Records for this exercise ->

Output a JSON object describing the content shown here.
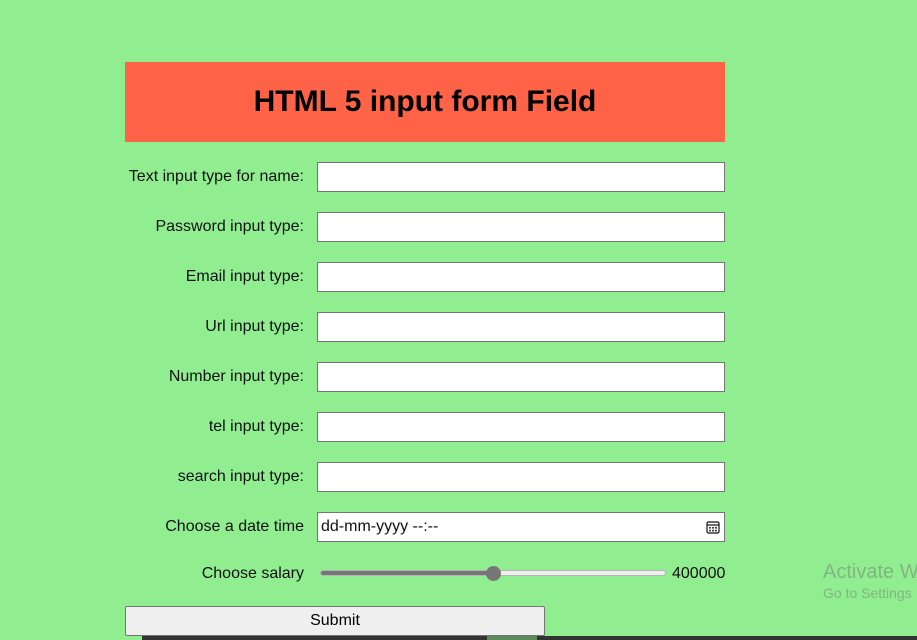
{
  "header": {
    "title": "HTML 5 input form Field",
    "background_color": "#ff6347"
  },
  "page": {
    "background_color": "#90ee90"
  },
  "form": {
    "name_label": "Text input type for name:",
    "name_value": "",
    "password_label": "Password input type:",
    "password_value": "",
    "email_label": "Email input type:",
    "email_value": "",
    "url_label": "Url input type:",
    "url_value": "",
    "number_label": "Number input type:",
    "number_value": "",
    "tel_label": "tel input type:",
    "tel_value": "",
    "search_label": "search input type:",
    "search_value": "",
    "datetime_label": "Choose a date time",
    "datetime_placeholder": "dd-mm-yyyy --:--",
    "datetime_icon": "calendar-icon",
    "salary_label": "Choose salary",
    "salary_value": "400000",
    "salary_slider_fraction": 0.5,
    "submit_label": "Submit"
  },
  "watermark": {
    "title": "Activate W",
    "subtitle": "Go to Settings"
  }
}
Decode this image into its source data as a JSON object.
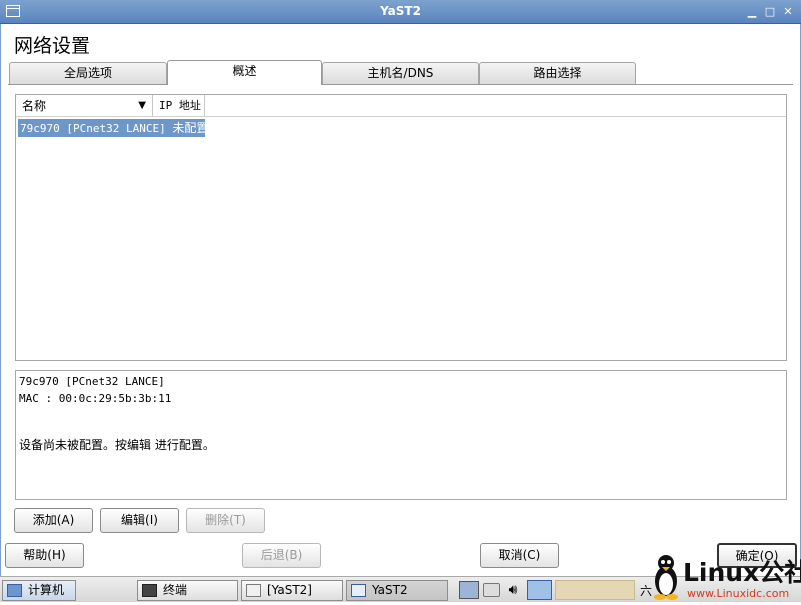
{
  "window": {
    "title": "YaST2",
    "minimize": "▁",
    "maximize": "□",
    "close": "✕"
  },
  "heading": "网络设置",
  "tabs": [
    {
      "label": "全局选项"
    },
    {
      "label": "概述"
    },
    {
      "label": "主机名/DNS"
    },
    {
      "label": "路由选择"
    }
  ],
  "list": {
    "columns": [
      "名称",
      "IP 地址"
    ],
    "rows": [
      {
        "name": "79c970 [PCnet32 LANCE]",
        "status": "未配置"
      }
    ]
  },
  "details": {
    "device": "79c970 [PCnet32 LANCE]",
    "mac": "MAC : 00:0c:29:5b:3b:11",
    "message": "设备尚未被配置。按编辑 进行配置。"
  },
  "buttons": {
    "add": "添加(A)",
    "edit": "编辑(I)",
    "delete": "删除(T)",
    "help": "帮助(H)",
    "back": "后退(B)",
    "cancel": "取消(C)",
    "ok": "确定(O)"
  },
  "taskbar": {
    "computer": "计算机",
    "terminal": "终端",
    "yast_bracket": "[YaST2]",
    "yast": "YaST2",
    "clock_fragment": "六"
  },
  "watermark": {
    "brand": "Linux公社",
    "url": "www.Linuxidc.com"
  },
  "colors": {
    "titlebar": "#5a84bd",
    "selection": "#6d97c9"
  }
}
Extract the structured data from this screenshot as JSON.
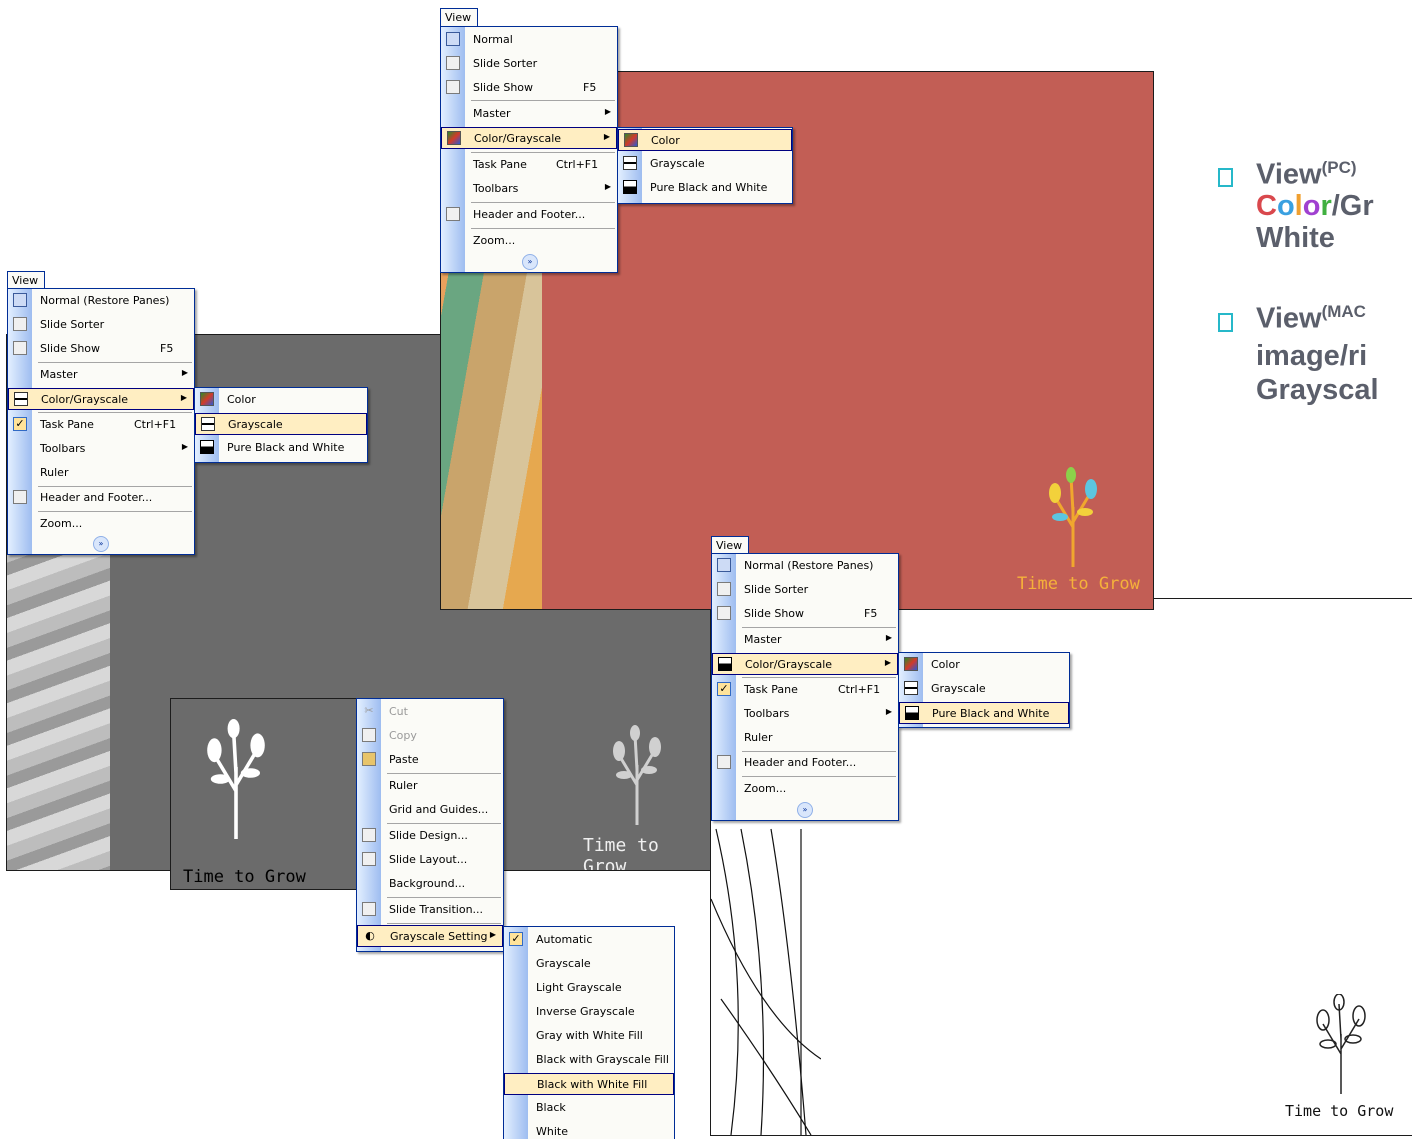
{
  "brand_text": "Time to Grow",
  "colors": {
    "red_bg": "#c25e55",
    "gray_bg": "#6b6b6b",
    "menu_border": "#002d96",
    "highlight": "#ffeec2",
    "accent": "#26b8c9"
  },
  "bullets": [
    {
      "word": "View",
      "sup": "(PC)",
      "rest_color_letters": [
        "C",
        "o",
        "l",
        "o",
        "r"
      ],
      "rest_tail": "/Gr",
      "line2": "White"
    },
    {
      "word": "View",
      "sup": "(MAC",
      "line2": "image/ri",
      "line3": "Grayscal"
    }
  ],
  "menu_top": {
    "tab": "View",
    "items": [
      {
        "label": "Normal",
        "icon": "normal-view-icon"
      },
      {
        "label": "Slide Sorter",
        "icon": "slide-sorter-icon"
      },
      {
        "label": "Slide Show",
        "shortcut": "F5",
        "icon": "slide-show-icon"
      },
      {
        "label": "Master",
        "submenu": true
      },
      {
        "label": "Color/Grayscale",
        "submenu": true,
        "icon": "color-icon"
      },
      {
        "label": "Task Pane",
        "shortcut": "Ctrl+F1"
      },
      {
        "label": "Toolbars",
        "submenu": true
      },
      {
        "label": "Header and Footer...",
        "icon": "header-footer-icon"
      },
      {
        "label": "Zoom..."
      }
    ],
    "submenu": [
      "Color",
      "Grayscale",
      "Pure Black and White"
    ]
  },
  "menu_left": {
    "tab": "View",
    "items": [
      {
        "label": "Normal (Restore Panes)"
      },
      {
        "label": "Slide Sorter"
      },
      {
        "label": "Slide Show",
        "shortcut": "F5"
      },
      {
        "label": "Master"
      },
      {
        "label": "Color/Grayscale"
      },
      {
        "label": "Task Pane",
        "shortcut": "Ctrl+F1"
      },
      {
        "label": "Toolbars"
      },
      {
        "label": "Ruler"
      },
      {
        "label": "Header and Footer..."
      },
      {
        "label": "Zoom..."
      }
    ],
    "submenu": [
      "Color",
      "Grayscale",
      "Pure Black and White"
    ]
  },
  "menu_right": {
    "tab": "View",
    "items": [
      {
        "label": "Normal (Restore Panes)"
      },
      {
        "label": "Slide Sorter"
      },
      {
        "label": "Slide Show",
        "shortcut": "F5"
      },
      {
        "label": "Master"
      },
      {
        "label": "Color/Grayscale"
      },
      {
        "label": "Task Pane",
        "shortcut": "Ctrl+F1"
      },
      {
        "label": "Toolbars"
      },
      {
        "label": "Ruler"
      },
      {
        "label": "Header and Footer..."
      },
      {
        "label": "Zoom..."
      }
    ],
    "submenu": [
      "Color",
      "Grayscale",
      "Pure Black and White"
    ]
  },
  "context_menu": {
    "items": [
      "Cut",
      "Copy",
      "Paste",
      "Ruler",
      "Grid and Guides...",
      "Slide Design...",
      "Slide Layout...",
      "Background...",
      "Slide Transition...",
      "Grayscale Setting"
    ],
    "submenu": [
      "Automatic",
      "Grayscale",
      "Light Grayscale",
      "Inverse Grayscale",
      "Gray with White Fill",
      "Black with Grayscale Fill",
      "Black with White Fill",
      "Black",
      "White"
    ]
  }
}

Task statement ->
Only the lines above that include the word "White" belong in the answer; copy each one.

Exercise answer ->
      "line2": "White"
      "Pure Black and White"
      "Pure Black and White"
      "Pure Black and White"
      "Gray with White Fill",
      "Black with White Fill",
      "White"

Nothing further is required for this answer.